It may be more palatable to patronize a local, independent grocer that delivers. If that is not an option, friends, neighbors, and do-gooders like Invisible Hands in New York City have been stepping up and helping the homebound, be they elderly or immuno-compromised, by running their errands. Whether you’re accepting groceries from the store, an acquaintance, or FedEx, make sure it’s a contactless delivery—that the person handing off the package leaves it at your door, and departs before you retrieve it. And if you are getting deliveries of any kind, try to cut down on your total orders as a way of protecting the people who make them possible.
Experts recommend having a two-week supply of non-perishable food on hand in case of emergencies. So we developed a 14-day meal plan of pantry-sourced dinners.
Is it true that shoppers who are not on WIC benefits should steer clear of grocery items marked with the WIC label?
That is correct. A viral tweet from the progressive group Suit Up Maine implored shoppers who are stocking up on groceries to avoid products that have a WIC stamp on the pricing label. WIC is short for the Special Supplemental Nutrition Program For Women, Infants, And Children, a USDA initiative that supplies healthy food to low-income pregnant, postpartum and breastfeeding women, infants, and children up to five years of age. Those three letters indicate that the food is covered by the vouchers the program provides. Since a limited number of grocery items bear the label to begin with, snatching up those designated goods creates scarcity for those in need at a time when grocery shelves are already picked clean.

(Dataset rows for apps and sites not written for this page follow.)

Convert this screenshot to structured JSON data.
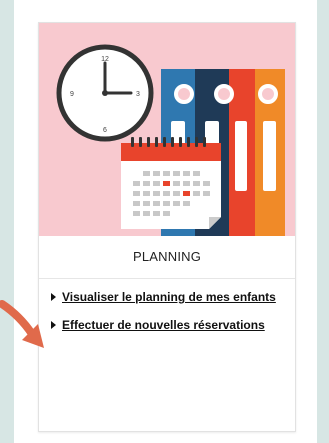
{
  "card": {
    "title": "PLANNING",
    "links": [
      {
        "label": "Visualiser le planning de mes enfants"
      },
      {
        "label": "Effectuer de nouvelles réservations"
      }
    ]
  },
  "icons": {
    "illustration": "planning-illustration-icon",
    "clock": "clock-icon",
    "calendar": "calendar-icon",
    "binders": "binders-icon",
    "link_marker": "triangle-right-icon",
    "pointer": "arrow-icon"
  },
  "colors": {
    "background": "#d7e6e4",
    "image_background": "#f8c9cf",
    "binder_dark": "#1f3a57",
    "binder_blue": "#2f78b0",
    "binder_red": "#e8442c",
    "binder_orange": "#f08a28",
    "arrow": "#e06a4b"
  },
  "clock_numbers": [
    "12",
    "3",
    "6",
    "9"
  ]
}
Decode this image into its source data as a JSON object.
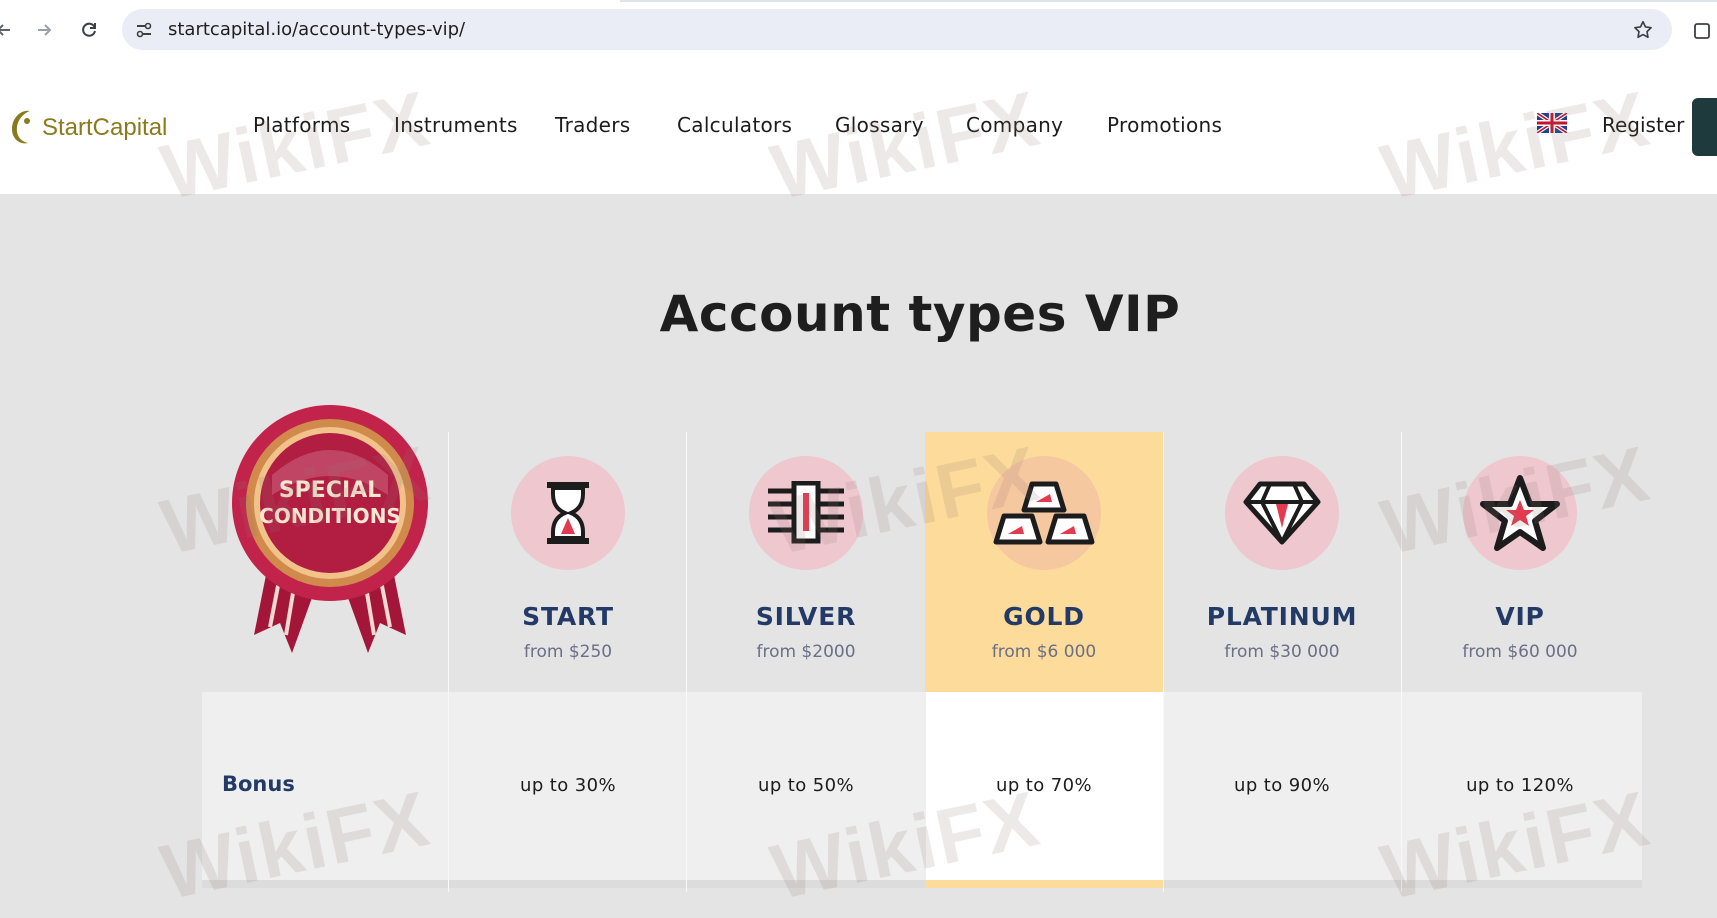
{
  "browser": {
    "url": "startcapital.io/account-types-vip/"
  },
  "header": {
    "logo_text": "StartCapital",
    "menu": [
      "Platforms",
      "Instruments",
      "Traders",
      "Calculators",
      "Glossary",
      "Company",
      "Promotions"
    ],
    "register_label": "Register"
  },
  "page": {
    "title": "Account types VIP"
  },
  "medal": {
    "line1": "SPECIAL",
    "line2": "CONDITIONS"
  },
  "plans": [
    {
      "name": "START",
      "min": "from $250",
      "icon": "hourglass-icon",
      "bonus": "up to 30%"
    },
    {
      "name": "SILVER",
      "min": "from $2000",
      "icon": "silver-bars-icon",
      "bonus": "up to 50%"
    },
    {
      "name": "GOLD",
      "min": "from $6 000",
      "icon": "gold-bars-icon",
      "bonus": "up to 70%"
    },
    {
      "name": "PLATINUM",
      "min": "from $30 000",
      "icon": "diamond-icon",
      "bonus": "up to 90%"
    },
    {
      "name": "VIP",
      "min": "from $60 000",
      "icon": "star-icon",
      "bonus": "up to 120%"
    }
  ],
  "bonus_row": {
    "label": "Bonus"
  },
  "watermark": "WikiFX",
  "colors": {
    "accent_navy": "#233a66",
    "gold_highlight": "#fddb9a",
    "icon_pink": "#eec7cf",
    "logo_olive": "#8a7a1e",
    "cta_dark": "#1f3a3d"
  }
}
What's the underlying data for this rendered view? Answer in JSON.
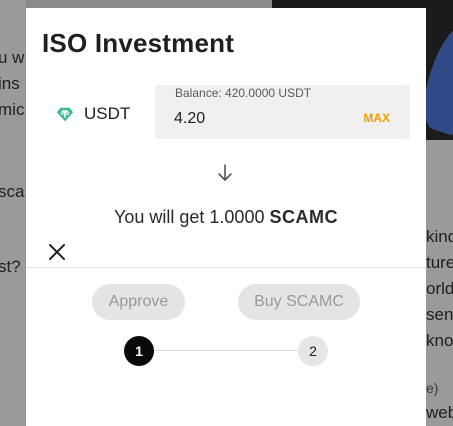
{
  "background": {
    "left_fragments": [
      "u w",
      "ins",
      "mic",
      "sca",
      "st?"
    ],
    "right_fragments": [
      "kind",
      "ture",
      "orld",
      "sent",
      "kno",
      "e)",
      "web"
    ]
  },
  "modal": {
    "title": "ISO Investment",
    "token": {
      "icon": "tether-icon",
      "label": "USDT",
      "color": "#3ab795"
    },
    "balance_label": "Balance: 420.0000 USDT",
    "amount_value": "4.20",
    "max_label": "MAX",
    "result": {
      "prefix": "You will get 1.0000",
      "token": "SCAMC"
    },
    "buttons": {
      "approve": "Approve",
      "buy": "Buy SCAMC"
    },
    "steps": [
      "1",
      "2"
    ],
    "current_step": 1
  },
  "colors": {
    "accent": "#f0a000",
    "disabled_bg": "#e4e4e4",
    "disabled_text": "#9a9a9a"
  }
}
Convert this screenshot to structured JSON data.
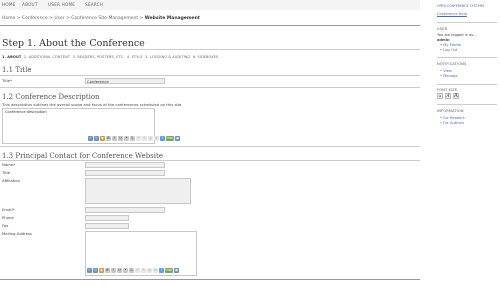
{
  "nav": {
    "items": [
      "HOME",
      "ABOUT",
      "USER HOME",
      "SEARCH"
    ]
  },
  "breadcrumb": {
    "items": [
      "Home",
      "Conference",
      "User",
      "Conference Site Management"
    ],
    "current": "Website Management",
    "separator": ">"
  },
  "page": {
    "title": "Step 1. About the Conference",
    "steps": [
      {
        "num": "1.",
        "label": "ABOUT",
        "active": true
      },
      {
        "num": "2.",
        "label": "ADDITIONAL CONTENT",
        "active": false
      },
      {
        "num": "3.",
        "label": "READERS, POSTERS, ETC.",
        "active": false
      },
      {
        "num": "4.",
        "label": "STYLE",
        "active": false
      },
      {
        "num": "5.",
        "label": "LOGGING & AUDITING",
        "active": false
      },
      {
        "num": "6.",
        "label": "SIDEBOXES",
        "active": false
      }
    ]
  },
  "sections": {
    "title": {
      "heading": "1.1 Title",
      "label": "Title*",
      "value": "Conference"
    },
    "description": {
      "heading": "1.2 Conference Description",
      "help": "This description outlines the overall scope and focus of the conferences scheduled on this site.",
      "value": "Conference description"
    },
    "contact": {
      "heading": "1.3 Principal Contact for Conference Website",
      "labels": {
        "name": "Name*",
        "title": "Title",
        "affiliation": "Affiliation",
        "email": "Email*",
        "phone": "Phone",
        "fax": "Fax",
        "mailing": "Mailing Address"
      }
    }
  },
  "toolbar": {
    "buttons": [
      "cut",
      "copy",
      "paste",
      "bold",
      "italic",
      "underline",
      "bullet-list",
      "numbered-list",
      "undo",
      "redo",
      "link",
      "unlink",
      "help",
      "html",
      "image"
    ],
    "glyphs": [
      "✂",
      "⎘",
      "📋",
      "B",
      "I",
      "U",
      "•",
      "1.",
      "↶",
      "↷",
      "◎",
      "⊘",
      "?",
      "HTML",
      "▣"
    ]
  },
  "sidebar": {
    "system_link": "OPEN CONFERENCE SYSTEMS",
    "help_link": "Conference Help",
    "user": {
      "heading": "USER",
      "logged_in_as": "You are logged in as...",
      "username": "admin",
      "links": [
        "My Profile",
        "Log Out"
      ]
    },
    "notifications": {
      "heading": "NOTIFICATIONS",
      "links": [
        "View",
        "Manage"
      ]
    },
    "font_size": {
      "heading": "FONT SIZE",
      "buttons": [
        "A",
        "A",
        "A"
      ]
    },
    "information": {
      "heading": "INFORMATION",
      "links": [
        "For Readers",
        "For Authors"
      ]
    }
  }
}
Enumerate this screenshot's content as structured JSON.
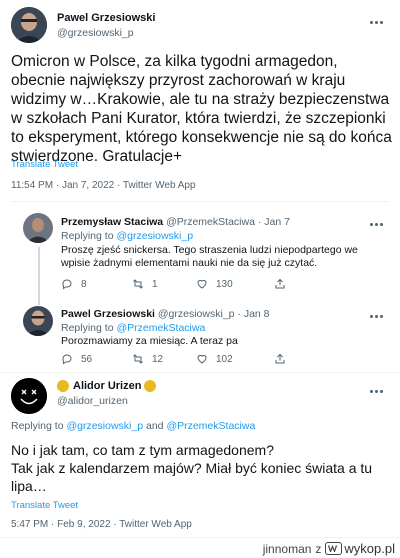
{
  "tweet1": {
    "name": "Pawel Grzesiowski",
    "handle": "@grzesiowski_p",
    "text": "Omicron w Polsce, za kilka tygodni armagedon, obecnie największy przyrost zachorowań w kraju widzimy w…Krakowie, ale tu na straży bezpieczenstwa w szkołach Pani Kurator, która twierdzi, że szczepionki to eksperyment, którego konsekwencje nie są do końca stwierdzone. Gratulacje+",
    "translate": "Translate Tweet",
    "meta": "11:54 PM · Jan 7, 2022 · Twitter Web App"
  },
  "reply1": {
    "name": "Przemysław Staciwa",
    "handle_date": "@PrzemekStaciwa · Jan 7",
    "replying_prefix": "Replying to",
    "replying_to": "@grzesiowski_p",
    "text": "Proszę zjeść snickersa. Tego straszenia ludzi niepodpartego we wpisie żadnymi elementami nauki nie da się już czytać.",
    "replies": "8",
    "retweets": "1",
    "likes": "130"
  },
  "reply2": {
    "name": "Pawel Grzesiowski",
    "handle_date": "@grzesiowski_p · Jan 8",
    "replying_prefix": "Replying to",
    "replying_to": "@PrzemekStaciwa",
    "text": "Porozmawiamy za miesiąc. A teraz pa",
    "replies": "56",
    "retweets": "12",
    "likes": "102"
  },
  "tweet2": {
    "name": "Alidor Urizen",
    "handle": "@alidor_urizen",
    "replying_prefix": "Replying to",
    "replying_to_1": "@grzesiowski_p",
    "replying_and": "and",
    "replying_to_2": "@PrzemekStaciwa",
    "text_line1": "No i jak tam, co tam z tym armagedonem?",
    "text_line2": "Tak jak z kalendarzem majów? Miał być koniec świata a tu lipa…",
    "translate": "Translate Tweet",
    "meta": "5:47 PM · Feb 9, 2022 · Twitter Web App"
  },
  "watermark": {
    "user": "jinnoman",
    "z": "z",
    "site": "wykop.pl"
  },
  "colors": {
    "accent": "#1d9bf0",
    "text": "#0f1419",
    "muted": "#536471",
    "badge": "#e8b923"
  }
}
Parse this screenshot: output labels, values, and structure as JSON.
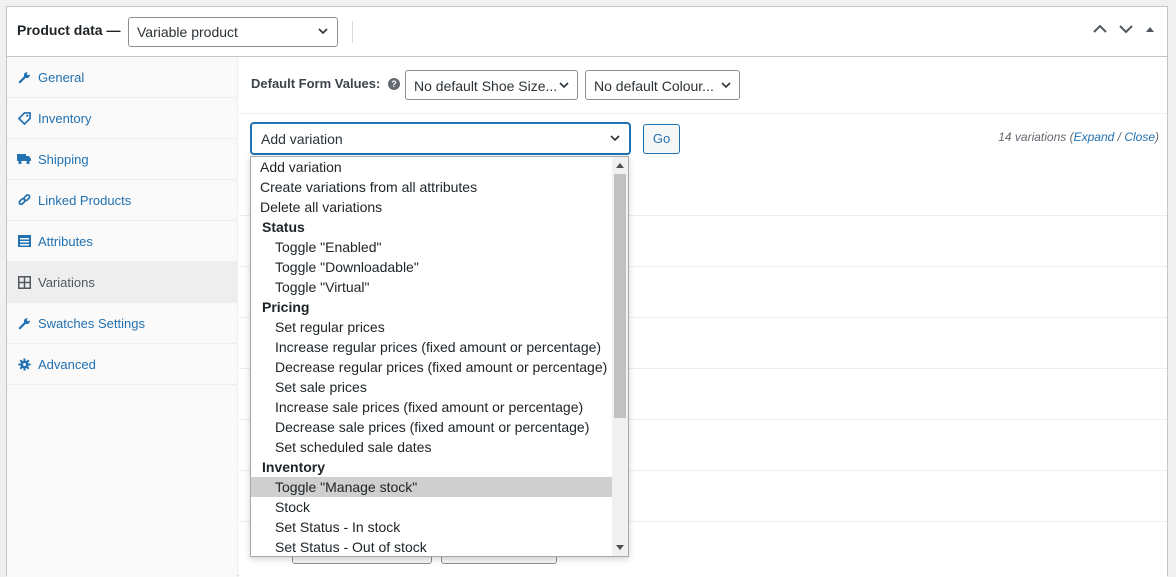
{
  "header": {
    "title": "Product data —",
    "product_type": "Variable product"
  },
  "tabs": [
    {
      "label": "General",
      "icon": "wrench-icon"
    },
    {
      "label": "Inventory",
      "icon": "tag-icon"
    },
    {
      "label": "Shipping",
      "icon": "truck-icon"
    },
    {
      "label": "Linked Products",
      "icon": "link-icon"
    },
    {
      "label": "Attributes",
      "icon": "list-icon"
    },
    {
      "label": "Variations",
      "icon": "grid-icon"
    },
    {
      "label": "Swatches Settings",
      "icon": "wrench-icon"
    },
    {
      "label": "Advanced",
      "icon": "gear-icon"
    }
  ],
  "default_form": {
    "label": "Default Form Values:",
    "help": "?",
    "shoe_size": "No default Shoe Size...",
    "colour": "No default Colour..."
  },
  "bulk": {
    "selected": "Add variation",
    "go_label": "Go",
    "count_text": "14 variations (",
    "expand_label": "Expand",
    "slash": " / ",
    "close_label": "Close",
    "close_paren": ")"
  },
  "dropdown": {
    "options": [
      "Add variation",
      "Create variations from all attributes",
      "Delete all variations"
    ],
    "status_group": "Status",
    "status_items": [
      "Toggle \"Enabled\"",
      "Toggle \"Downloadable\"",
      "Toggle \"Virtual\""
    ],
    "pricing_group": "Pricing",
    "pricing_items": [
      "Set regular prices",
      "Increase regular prices (fixed amount or percentage)",
      "Decrease regular prices (fixed amount or percentage)",
      "Set sale prices",
      "Increase sale prices (fixed amount or percentage)",
      "Decrease sale prices (fixed amount or percentage)",
      "Set scheduled sale dates"
    ],
    "inventory_group": "Inventory",
    "inventory_items": [
      "Toggle \"Manage stock\"",
      "Stock",
      "Set Status - In stock",
      "Set Status - Out of stock"
    ],
    "highlighted": "Toggle \"Manage stock\""
  },
  "colors": {
    "link": "#2271b1",
    "border": "#c3c4c7",
    "highlight": "#cfcfcf"
  }
}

Many supermarkets have adopted elderly shopping hours. Does that actually help?
A number of grocery chains, such as Sam’s Club, Target, Publix and Aldi, have implemented special shopping hours for senior citizens, pregnant women, immuno-compromised and otherwise vulnerable customers. In theory, it is a good idea. “I like that they do it first thing in the morning, when the store has just been cleaned,” says public health expert and Give Space founder Carol Winner. “That might help reduce risk.” But even during senior hours, recommendations for sanitation and social distancing must still be observed. Winner is also concerned that, even with the special hours, the stores might still be congested or have long lines. “If you are compromised or elderly, you can't stand in line for a long time,” she says. Some stores offer a solution, such as Sam’s Club “Shop From Your Car” concierge service, which allows customers to place orders from parked cars and have the groceries brought to them.
If you'd like to help vulnerable customers while you’re shopping, one of the best things you can do is give them their space. Calling an elderly or unwell friend or neighbor and offering to do their shopping for them (and arranging a no-contact drop off) is something else that you could do. And checking in (from a distance) just to say hey is also a welcome gesture, no matter what.
This story is being updated as new information becomes available.
Originally Appeared on Epicurious